Showalter’s light drama pairs Chastain with Andrew Garfield as her husband, Jim Bakker, a preacher who can be spotted as a con man the first time we see him Bible-thumping before a small crowd in an auditorium at an even smaller Christian college. Nearly 50 years ago, the Bakkers started traveling around the United States with Bibles and puppets. They had a dream to save souls and make money while doing it. The former goal falls more in line with Tammy, a singer and kind-hearted woman who refused to denounce anyone for their sexuality (for several reasons a key point in Showalter’s film). The latter more aptly describes Jim, someone who shows a clear willingness and excitement for being on camera.

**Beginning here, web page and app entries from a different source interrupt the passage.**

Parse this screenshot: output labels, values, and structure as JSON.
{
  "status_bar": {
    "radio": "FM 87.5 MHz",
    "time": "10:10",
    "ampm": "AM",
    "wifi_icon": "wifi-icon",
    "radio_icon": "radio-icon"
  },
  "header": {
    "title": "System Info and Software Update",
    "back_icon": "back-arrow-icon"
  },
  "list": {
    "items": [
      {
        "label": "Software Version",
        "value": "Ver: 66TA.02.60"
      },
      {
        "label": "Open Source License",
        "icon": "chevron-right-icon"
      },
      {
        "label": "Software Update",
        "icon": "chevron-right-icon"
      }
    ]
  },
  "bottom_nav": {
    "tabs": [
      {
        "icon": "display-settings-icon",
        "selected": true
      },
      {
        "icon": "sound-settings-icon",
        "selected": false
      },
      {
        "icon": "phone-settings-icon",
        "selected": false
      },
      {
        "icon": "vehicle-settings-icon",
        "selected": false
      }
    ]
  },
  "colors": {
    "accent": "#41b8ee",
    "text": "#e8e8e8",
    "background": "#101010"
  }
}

Its narrative follows the couple as they rise as TV evangelists, forming their own network, garnering 20 million viewers a day, and then their subsequent, inescapable fall from grace and fame. Linear yet jumping from year to year, the film finds a fair amount of fun, allowing the couple to laugh along with us, barely allowing them to become the butt of the joke. It’s far from a mean film, sympathetic towards Tammy’s plight as a woman forced into the shadows by her somewhat fraudulent (in multiple senses of the word) husband.
Whatever the story’s interest, The Eyes of Tammy Faye becomes a space for Chastain to spotlight her chameleon abilities. Even as Garfield gives a very (now perhaps customary) weird and commendable performance beside her, she wins every scene, moment, and line-reading, upstaging other actors by sheer believability alone. As the diet coke, pills, and money continue to flow, one wants her to be happy and be able to do what she thinks she’s meant to do: love people. And Chastain’s portrayal of Tammy Faye contains an endless amount of charm and love.
Showalter decides not to take any clean shots at the Bakkers, painting them without the absurdity, mockery, or scorching cynicism that could have been included. It keeps the film as lighter fare, lacking bite and skewed positively towards people who had a lavish lifestyle by the sheer faith of unsuspecting viewers who were expecting to be “saved.” Instead they gave their money freely to an ever-expanding operation filled with people who cared more about the cash than Christianity. There’s a sadness in that, regardless of one’s religious or spiritual beliefs; Showalter chooses not to explore that side of their operation, instead giving scenes to Tammy’s burgeoning music career. Despite the enjoyment and odd sensuality of those minutes, they feel lost in a bloated runtime, which hopes to cover an excess of information.
The Eyes of Tammy Faye will appeal to a massive audience; there’s value in that. Showalter made a bright, fun, pleasing film, colorful in both character, tone, and picture. I just wish it had a bit more criticism, a little more outrage, in its bones.
The Eyes of Tammy Faye screened at the Toronto International Film Festival and opens on Friday, September 17.